Instinct? – Pray to Death
Cotard – EP 2020
Bless – Noise War Vindication
Humant Blod – Flykten Från Verkligheten
Vaxine – S/T
Last month’s ICWT ended with a quick-fire round-up of some recent demos worth tracking down. This month, it’s raw punk’s turn, and first off the rack is Philadelphia ne’er-do-wells Instinct?
Instinct?’s five-song Pray to Death debut is as raw as a Monday morning prolapse, and it’s guaranteed to sear your sinuses and singe your cerebrum too. Every song here is as brutal as a sledgehammer slamming into your kneecap, with chaotic crust and cruder hardcore assailed by über-blown-out d-beat. Pray to Death is primitive, punishing, and an ideal soundtrack to the end of the world. FFO Arseholes, Pollen, and Neverending Mind War’s mind-blasting mayhem.
Mexican punks Cotärd mix road-rash raw punk and d-beat on their new 3-track EP 2020, which is also dedicated to “all those people out there who suffer from mental disorders”. Obviously, we’re all aware of how cleansing filthy noise can be, and Cotärd’s caustic but cathartic music is filled with squealing feedback and spitting vocals. Tune in if lo-fi cacophonies sound like the perfect emotional purgative.
There’s nothing subtle about Finnish band Bless. Even their motto is a deafening full-caps declaration: “NOISE NOT MUSIC MOTHERFUCKERS”. Bless’ Noise War Vindication album grinds up skin-melting crasher crust and riotous raw punk, and the result is a free-for-all mix of Scandi and Japanese-inspired bedlam that leans real hard on the harshest end of the hardcore spectrum. Don’t go in looking for virtuosity. But expect plenty of vocal volatility and swathes of awesome/violent instrumentation.
I stumbled on Humant Blod’s Flykten Från Verkligheten EP via @bullshiteveryone (a.k.a. Mike Hillerson from Extended Hell, Scalple, etc) posting about it on his Instagram page. Humant Blod is a head-splitting, trans-Atlantic project featuring members from Extended Hell, Subversive Rites, Totalitär and Dissekerad, and the band’s EP is due out later in the year via Havoc and Desolate Records. Hillerson described Humant Blod’s music as: “assbeater ass raging hc punk”. Sound good? Of course it does! Hillerson’s creative projects are reliably untamed and inflamed, and Flykten Från Verkligheten sure is. The EP features tightly coiled hardcore, which buzzes with scalding feedback and operates at a full-tilt tempo throughout. Concussive bass and non-stop percussion wallop you in the noggin, while venomous vocals and raw stampeding riffs tear a giant rent in reality.
Got room for one more blast of noise before you go? Check out the new self-titled EP from NYC crew Vaxine, which is another band featuring Hillerson in the ranks.
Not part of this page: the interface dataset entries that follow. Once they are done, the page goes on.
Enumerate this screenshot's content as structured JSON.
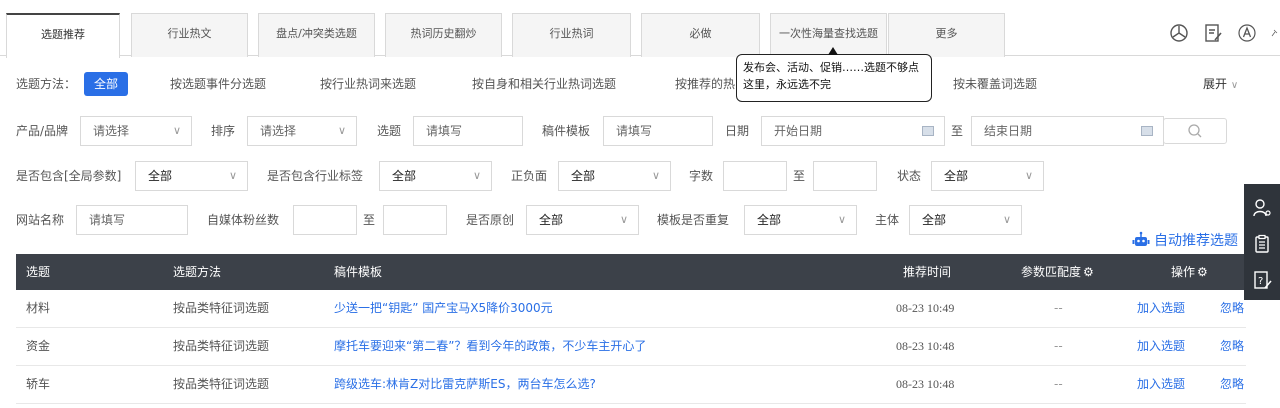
{
  "tabs": [
    {
      "label": "选题推荐",
      "active": true
    },
    {
      "label": "行业热文"
    },
    {
      "label": "盘点/冲突类选题"
    },
    {
      "label": "热词历史翻炒"
    },
    {
      "label": "行业热词"
    },
    {
      "label": "必做"
    },
    {
      "label": "一次性海量查找选题"
    },
    {
      "label": "更多"
    }
  ],
  "toolbar_icons": [
    "compass-icon",
    "edit-doc-icon",
    "font-a-icon",
    "pin-icon"
  ],
  "tooltip": {
    "text": "发布会、活动、促销……选题不够点这里，永远选不完"
  },
  "methods": {
    "label": "选题方法：",
    "all": "全部",
    "items": [
      "按选题事件分选题",
      "按行业热词来选题",
      "按自身和相关行业热词选题",
      "按推荐的热",
      "按未覆盖词选题"
    ],
    "expand": "展开"
  },
  "row2": {
    "brand_label": "产品/品牌",
    "brand_value": "请选择",
    "sort_label": "排序",
    "sort_value": "请选择",
    "topic_label": "选题",
    "topic_value": "请填写",
    "template_label": "稿件模板",
    "template_value": "请填写",
    "date_label": "日期",
    "date_start": "开始日期",
    "to": "至",
    "date_end": "结束日期"
  },
  "row3": {
    "global_label": "是否包含[全局参数]",
    "global_value": "全部",
    "industry_label": "是否包含行业标签",
    "industry_value": "全部",
    "polarity_label": "正负面",
    "polarity_value": "全部",
    "words_label": "字数",
    "to": "至",
    "status_label": "状态",
    "status_value": "全部"
  },
  "row4": {
    "site_label": "网站名称",
    "site_value": "请填写",
    "fans_label": "自媒体粉丝数",
    "to": "至",
    "original_label": "是否原创",
    "original_value": "全部",
    "dup_label": "模板是否重复",
    "dup_value": "全部",
    "subject_label": "主体",
    "subject_value": "全部"
  },
  "auto_recommend": "自动推荐选题",
  "table": {
    "headers": [
      "选题",
      "选题方法",
      "稿件模板",
      "推荐时间",
      "参数匹配度",
      "操作"
    ],
    "rows": [
      {
        "topic": "材料",
        "method": "按品类特征词选题",
        "title": "少送一把“钥匙” 国产宝马X5降价3000元",
        "time": "08-23 10:49",
        "match": "--",
        "add": "加入选题",
        "ignore": "忽略"
      },
      {
        "topic": "资金",
        "method": "按品类特征词选题",
        "title": "摩托车要迎来“第二春”？看到今年的政策，不少车主开心了",
        "time": "08-23 10:48",
        "match": "--",
        "add": "加入选题",
        "ignore": "忽略"
      },
      {
        "topic": "轿车",
        "method": "按品类特征词选题",
        "title": "跨级选车:林肯Z对比雷克萨斯ES，两台车怎么选?",
        "time": "08-23 10:48",
        "match": "--",
        "add": "加入选题",
        "ignore": "忽略"
      }
    ]
  },
  "colors": {
    "accent": "#2a6fe6",
    "header_bg": "#3c4149",
    "sidebar_bg": "#2f343b"
  }
}
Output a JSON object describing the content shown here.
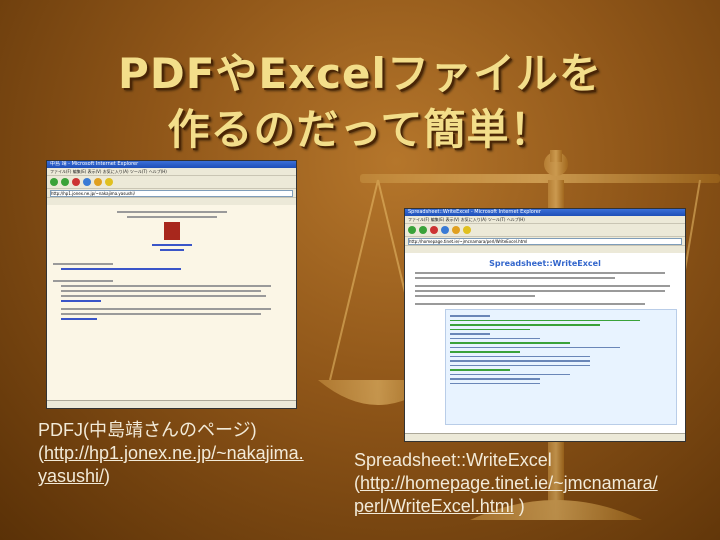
{
  "slide": {
    "title_line1": "PDFやExcelファイルを",
    "title_line2": "作るのだって簡単！"
  },
  "screenshot1": {
    "window_title": "中島 靖 - Microsoft Internet Explorer",
    "menu": "ファイル(F)  編集(E)  表示(V)  お気に入り(A)  ツール(T)  ヘルプ(H)",
    "address": "http://hp1.jonex.ne.jp/~nakajima.yasushi/"
  },
  "screenshot2": {
    "window_title": "Spreadsheet::WriteExcel - Microsoft Internet Explorer",
    "menu": "ファイル(F)  編集(E)  表示(V)  お気に入り(A)  ツール(T)  ヘルプ(H)",
    "address": "http://homepage.tinet.ie/~jmcnamara/perl/WriteExcel.html",
    "heading": "Spreadsheet::WriteExcel"
  },
  "caption1": {
    "line1": "PDFJ(中島靖さんのページ)",
    "open_paren": "(",
    "url_part1": "http://hp1.jonex.ne.jp/~nakajima.",
    "url_part2": "yasushi/",
    "close_paren": ")"
  },
  "caption2": {
    "line1": "Spreadsheet::WriteExcel",
    "open_paren": "(",
    "url_part1": "http://homepage.tinet.ie/~jmcnamara/",
    "url_part2": "perl/WriteExcel.html",
    "close_paren": " )"
  }
}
The five tracks on Vaxine’s EP are entrenched in the grand tradition of hardcore gutter punk, and much like Vaxine’s similarly polluted-sounding Demo 2019, there’s plenty of echo-fuelled vocals and propulsive bass sitting high in the mix on the band’s new EP. Vaxine’s latest tracks also have more catchy hooks and handholds than the rest of the raw punk above. But Vaxine still hold fast to an uncompromising aesthetic, which definitely sounds and feels toxic and unsanitary.